■ Data to process ■
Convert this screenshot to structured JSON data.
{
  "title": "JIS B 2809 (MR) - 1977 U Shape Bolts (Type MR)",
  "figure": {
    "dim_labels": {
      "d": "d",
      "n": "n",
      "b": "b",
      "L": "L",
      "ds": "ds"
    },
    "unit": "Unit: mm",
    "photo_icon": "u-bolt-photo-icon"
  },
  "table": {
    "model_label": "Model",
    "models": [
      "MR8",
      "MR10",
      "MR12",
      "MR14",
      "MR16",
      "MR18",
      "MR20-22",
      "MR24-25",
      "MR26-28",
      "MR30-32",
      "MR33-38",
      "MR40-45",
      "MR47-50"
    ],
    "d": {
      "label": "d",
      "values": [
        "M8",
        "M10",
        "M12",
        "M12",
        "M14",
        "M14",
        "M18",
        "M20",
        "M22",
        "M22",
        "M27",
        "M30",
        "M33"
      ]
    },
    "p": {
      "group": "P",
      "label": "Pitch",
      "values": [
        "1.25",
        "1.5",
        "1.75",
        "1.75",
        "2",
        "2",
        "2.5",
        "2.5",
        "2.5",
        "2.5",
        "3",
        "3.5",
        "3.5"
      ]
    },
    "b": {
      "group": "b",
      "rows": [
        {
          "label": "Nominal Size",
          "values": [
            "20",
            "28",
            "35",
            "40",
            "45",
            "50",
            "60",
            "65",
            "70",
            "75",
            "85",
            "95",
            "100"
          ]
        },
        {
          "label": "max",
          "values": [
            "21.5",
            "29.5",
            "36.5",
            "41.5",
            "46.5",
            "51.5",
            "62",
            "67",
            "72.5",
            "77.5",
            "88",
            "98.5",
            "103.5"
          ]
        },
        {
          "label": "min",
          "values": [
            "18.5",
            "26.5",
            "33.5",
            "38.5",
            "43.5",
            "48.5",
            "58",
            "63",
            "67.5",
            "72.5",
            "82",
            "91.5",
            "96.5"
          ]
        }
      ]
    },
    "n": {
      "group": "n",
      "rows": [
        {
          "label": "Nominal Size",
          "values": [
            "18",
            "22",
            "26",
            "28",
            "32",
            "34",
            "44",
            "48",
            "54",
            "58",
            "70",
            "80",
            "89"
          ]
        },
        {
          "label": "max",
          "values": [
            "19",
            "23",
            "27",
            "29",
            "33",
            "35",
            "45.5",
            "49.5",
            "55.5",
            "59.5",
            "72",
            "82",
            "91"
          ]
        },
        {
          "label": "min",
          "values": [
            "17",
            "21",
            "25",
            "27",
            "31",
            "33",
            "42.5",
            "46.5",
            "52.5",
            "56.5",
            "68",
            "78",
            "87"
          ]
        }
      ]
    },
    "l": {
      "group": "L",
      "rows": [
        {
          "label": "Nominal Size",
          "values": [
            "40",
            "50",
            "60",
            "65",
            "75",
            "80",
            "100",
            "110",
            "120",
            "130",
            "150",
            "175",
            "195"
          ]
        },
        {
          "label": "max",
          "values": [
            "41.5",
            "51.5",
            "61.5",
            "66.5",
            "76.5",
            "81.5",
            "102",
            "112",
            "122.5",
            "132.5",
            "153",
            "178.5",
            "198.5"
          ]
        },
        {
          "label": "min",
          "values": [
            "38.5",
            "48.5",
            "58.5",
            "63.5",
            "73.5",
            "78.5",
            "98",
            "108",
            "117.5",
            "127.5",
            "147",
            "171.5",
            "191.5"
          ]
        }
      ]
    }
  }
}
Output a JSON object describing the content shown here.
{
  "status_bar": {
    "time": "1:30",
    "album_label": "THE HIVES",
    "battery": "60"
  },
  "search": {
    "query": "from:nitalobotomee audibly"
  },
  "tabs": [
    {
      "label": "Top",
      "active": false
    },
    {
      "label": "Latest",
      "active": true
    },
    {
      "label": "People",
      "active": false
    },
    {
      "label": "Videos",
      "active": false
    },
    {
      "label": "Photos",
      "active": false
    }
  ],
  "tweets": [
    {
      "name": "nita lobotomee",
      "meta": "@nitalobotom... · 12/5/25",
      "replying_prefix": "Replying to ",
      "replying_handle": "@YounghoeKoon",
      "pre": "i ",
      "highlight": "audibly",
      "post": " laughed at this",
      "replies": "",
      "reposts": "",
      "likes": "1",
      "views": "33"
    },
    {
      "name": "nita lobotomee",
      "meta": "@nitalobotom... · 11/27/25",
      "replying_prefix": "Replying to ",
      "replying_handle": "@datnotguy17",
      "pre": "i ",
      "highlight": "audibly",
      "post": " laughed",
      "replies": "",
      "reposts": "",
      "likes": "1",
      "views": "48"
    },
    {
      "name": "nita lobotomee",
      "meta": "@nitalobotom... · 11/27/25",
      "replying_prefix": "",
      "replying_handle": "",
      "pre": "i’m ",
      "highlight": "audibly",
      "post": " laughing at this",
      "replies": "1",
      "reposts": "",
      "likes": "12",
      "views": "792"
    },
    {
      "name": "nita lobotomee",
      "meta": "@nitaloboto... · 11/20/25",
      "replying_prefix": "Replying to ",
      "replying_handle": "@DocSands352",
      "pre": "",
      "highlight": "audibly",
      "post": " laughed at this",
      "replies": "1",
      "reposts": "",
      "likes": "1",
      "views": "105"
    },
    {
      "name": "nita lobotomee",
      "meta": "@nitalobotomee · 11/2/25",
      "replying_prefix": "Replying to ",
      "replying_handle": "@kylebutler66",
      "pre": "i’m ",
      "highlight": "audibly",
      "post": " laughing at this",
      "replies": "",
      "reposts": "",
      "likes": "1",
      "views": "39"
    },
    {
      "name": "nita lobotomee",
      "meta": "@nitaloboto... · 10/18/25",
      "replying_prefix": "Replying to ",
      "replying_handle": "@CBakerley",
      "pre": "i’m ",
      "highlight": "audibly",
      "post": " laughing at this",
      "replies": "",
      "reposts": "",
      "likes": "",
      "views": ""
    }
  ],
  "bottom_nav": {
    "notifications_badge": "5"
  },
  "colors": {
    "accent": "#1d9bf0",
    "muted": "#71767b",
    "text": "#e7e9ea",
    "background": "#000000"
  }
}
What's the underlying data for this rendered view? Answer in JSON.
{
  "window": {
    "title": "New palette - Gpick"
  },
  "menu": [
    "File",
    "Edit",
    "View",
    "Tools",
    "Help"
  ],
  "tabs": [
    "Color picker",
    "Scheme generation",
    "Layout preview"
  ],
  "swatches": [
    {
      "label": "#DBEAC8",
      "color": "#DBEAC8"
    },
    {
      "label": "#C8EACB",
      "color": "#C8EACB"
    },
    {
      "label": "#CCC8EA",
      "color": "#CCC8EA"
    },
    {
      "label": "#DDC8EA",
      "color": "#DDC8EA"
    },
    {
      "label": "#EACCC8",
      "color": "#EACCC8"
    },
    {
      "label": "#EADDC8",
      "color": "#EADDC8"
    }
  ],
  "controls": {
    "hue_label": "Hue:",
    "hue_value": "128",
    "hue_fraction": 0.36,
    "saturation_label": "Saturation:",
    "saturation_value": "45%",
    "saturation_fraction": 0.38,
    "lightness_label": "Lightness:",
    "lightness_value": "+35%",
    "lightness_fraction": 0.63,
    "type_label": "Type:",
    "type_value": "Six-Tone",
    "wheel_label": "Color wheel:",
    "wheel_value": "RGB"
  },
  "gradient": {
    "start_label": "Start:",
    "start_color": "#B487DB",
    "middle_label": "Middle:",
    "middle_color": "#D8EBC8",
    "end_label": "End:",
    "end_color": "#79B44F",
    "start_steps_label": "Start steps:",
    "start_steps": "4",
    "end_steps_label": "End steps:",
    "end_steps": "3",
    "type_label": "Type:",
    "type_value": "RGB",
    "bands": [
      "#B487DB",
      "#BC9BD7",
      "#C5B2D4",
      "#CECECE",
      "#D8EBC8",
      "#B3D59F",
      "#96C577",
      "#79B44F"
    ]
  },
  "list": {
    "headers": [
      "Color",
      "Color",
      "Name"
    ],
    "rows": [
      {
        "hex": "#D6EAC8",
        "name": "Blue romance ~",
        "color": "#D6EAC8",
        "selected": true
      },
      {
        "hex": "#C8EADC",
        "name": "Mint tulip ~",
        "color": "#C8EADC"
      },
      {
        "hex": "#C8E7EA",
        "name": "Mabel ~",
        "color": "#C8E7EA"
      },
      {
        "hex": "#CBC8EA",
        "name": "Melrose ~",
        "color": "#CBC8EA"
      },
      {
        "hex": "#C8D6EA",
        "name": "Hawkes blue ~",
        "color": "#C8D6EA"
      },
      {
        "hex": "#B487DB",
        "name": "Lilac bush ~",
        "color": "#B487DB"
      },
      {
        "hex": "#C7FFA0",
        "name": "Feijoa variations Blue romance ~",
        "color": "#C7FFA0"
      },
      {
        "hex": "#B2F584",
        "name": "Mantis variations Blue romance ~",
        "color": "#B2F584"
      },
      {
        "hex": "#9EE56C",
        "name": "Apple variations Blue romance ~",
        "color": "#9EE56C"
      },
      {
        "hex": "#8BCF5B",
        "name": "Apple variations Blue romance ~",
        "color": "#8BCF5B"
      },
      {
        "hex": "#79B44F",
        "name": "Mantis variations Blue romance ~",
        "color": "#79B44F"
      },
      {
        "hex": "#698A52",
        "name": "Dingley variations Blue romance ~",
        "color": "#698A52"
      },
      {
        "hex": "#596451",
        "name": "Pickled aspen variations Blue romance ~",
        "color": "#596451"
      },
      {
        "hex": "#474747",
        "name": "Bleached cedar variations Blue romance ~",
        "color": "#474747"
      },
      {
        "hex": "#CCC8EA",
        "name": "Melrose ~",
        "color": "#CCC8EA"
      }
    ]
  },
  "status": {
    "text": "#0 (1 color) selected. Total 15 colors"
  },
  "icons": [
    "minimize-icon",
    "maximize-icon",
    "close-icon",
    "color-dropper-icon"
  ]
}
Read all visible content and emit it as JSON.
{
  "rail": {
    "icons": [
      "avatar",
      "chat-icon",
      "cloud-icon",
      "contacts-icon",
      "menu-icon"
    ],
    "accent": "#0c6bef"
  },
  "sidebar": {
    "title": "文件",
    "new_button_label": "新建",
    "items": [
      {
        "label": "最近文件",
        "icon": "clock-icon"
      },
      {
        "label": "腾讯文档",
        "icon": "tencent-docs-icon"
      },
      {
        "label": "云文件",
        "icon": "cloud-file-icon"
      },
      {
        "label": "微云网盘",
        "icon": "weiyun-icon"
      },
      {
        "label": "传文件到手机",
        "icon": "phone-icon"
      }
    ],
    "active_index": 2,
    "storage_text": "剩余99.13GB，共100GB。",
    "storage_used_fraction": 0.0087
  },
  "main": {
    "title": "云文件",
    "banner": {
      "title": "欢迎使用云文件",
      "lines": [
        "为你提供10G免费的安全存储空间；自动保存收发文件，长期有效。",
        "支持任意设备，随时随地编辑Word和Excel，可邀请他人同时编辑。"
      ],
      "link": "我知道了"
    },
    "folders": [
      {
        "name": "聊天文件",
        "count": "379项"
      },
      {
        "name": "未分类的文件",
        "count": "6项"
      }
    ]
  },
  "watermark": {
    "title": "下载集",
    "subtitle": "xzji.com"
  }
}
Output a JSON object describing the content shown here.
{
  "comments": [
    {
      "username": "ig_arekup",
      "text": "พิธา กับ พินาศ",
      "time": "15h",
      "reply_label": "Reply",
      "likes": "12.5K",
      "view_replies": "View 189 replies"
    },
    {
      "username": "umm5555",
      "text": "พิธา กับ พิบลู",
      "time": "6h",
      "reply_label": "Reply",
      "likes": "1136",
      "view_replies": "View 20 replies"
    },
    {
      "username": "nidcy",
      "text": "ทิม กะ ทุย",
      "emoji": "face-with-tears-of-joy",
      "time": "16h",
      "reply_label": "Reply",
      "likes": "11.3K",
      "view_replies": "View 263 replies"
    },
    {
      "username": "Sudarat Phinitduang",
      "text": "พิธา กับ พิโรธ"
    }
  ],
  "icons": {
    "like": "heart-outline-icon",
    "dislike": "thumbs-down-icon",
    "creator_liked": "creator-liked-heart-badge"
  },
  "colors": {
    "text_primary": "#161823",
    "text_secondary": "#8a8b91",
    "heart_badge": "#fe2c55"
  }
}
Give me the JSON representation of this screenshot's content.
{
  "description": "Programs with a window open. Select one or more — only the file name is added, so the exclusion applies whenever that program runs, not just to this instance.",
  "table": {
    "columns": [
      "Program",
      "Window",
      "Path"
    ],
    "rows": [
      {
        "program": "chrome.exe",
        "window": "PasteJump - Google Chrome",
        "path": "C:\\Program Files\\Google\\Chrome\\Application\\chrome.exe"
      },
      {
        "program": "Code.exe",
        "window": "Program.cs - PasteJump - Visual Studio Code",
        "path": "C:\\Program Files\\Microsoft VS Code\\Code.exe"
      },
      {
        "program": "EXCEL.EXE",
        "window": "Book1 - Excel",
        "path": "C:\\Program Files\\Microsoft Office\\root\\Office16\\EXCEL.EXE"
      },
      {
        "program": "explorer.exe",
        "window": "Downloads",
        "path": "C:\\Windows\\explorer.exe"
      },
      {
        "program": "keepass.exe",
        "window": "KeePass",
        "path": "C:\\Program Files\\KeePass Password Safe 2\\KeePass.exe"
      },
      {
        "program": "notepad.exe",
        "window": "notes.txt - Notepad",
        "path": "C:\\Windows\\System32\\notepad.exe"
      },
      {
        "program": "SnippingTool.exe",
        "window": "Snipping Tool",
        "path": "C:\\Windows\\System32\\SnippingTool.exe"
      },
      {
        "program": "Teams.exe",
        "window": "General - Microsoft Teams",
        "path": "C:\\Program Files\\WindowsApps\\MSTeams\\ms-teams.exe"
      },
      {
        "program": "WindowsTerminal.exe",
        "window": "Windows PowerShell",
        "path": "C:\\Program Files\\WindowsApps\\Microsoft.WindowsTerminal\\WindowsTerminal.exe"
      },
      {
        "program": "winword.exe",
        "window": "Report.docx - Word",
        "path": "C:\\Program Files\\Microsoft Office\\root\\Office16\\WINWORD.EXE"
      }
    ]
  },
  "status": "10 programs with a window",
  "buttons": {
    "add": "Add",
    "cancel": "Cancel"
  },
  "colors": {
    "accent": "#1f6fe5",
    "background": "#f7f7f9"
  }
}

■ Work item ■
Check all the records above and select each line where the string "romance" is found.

■ Finished exercise ■
        "name": "Blue romance ~",
        "name": "Feijoa variations Blue romance ~",
        "name": "Mantis variations Blue romance ~",
        "name": "Apple variations Blue romance ~",
        "name": "Apple variations Blue romance ~",
        "name": "Mantis variations Blue romance ~",
        "name": "Dingley variations Blue romance ~",
        "name": "Pickled aspen variations Blue romance ~",
        "name": "Bleached cedar variations Blue romance ~",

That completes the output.